Sunday 23rd July – Pentecost 7
Organ music of Orlando Gibbons
Prelude: In nomine– Orlando Gibbons (1583-1625)
Communion: A Fancy in A re– Gibbons
Postlude: A Fancy in Gamut flatt – Gibbons
Between 1596 and 1598 Gibbons sang in the Choir of King's College, Cambridge, where his brother Edward Gibbons (1568–1650), eldest of the four sons of William Gibbons, was master of the choristers.
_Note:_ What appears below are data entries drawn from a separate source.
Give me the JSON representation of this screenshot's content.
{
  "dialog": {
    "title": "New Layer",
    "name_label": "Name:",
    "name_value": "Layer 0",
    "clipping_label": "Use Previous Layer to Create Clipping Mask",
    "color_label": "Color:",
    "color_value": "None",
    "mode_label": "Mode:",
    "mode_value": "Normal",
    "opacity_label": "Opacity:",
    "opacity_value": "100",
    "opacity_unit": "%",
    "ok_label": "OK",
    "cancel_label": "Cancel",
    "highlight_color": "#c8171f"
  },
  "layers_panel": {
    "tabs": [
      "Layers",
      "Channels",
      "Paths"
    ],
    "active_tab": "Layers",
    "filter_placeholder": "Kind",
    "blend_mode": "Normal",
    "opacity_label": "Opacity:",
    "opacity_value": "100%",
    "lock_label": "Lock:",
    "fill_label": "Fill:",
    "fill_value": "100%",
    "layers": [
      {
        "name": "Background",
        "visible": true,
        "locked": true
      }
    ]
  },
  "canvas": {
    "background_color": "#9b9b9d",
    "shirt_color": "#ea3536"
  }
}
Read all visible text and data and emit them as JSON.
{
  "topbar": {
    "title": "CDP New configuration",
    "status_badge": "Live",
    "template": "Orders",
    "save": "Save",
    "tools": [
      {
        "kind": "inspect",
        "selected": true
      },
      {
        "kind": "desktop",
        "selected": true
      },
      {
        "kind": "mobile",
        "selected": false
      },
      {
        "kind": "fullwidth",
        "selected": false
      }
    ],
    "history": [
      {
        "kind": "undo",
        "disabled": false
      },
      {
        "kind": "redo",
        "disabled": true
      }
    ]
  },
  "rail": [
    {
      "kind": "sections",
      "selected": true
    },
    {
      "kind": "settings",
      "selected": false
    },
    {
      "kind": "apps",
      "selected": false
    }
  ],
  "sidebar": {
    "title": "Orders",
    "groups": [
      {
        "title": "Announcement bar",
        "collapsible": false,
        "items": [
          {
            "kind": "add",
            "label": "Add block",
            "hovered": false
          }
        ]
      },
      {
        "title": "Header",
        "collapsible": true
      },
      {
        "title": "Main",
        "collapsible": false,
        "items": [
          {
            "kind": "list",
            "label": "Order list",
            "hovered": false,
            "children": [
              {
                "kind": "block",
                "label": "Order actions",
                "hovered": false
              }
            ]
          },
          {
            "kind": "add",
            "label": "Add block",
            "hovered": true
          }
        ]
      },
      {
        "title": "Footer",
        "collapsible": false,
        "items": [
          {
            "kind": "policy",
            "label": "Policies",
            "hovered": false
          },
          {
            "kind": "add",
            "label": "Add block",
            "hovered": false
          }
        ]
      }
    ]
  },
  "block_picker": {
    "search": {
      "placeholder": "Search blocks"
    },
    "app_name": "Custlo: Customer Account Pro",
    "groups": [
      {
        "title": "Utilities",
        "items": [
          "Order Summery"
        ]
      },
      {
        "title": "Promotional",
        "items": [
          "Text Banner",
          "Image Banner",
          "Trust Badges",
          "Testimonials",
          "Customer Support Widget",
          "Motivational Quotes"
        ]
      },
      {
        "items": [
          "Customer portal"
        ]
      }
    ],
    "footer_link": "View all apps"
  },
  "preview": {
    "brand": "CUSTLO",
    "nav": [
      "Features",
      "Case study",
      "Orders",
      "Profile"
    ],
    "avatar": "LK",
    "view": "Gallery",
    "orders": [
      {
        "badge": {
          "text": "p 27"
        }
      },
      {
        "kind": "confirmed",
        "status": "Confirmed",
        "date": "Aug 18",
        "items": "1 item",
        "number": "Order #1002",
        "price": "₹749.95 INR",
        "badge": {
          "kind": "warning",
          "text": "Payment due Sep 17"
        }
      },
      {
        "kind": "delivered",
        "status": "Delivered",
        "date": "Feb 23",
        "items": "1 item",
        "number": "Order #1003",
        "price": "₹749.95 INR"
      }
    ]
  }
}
Orlando achieved the degree of Bachelor of Music in 1606. That same year he married Elizabeth Patten, daughter of a Yeoman of the Vestry, and they went on to have seven children (Gibbons himself was the seventh of 10 children).
King James I [of England, VI of Scotland] appointed him a Gentleman of the Chapel Royal, where he served as an organist from at least 1615 until his death. In 1623 he became senior organist at the Chapel Royal, with Thomas Tomkins as junior organist. He also held positions as keyboard player in the privy chamber of the court of Prince Charles (later King Charles I), and organist at Westminster Abbey. He died at age 41 in Canterbury of apoplexy, and was buried in Canterbury Cathedral. His wife, Elizabeth, died a little over a year later, in her mid-30s, leaving Orlando's eldest brother, Edward, to care for the orphaned children. Of these children only the eldest son, Christopher Gibbons, was to become a musician. (extracted from Wikipedia)
Sunday 30th July - Pentecost 8
Prelude: A Fancy in C fa ut – Gibbons
Communion: Fantasia – Gibbons
Postlude: A Fancy for a double Orgaine – Gibbons
A 'double organ' was merely an organ with two manuals, like our instrument at St. Mary's.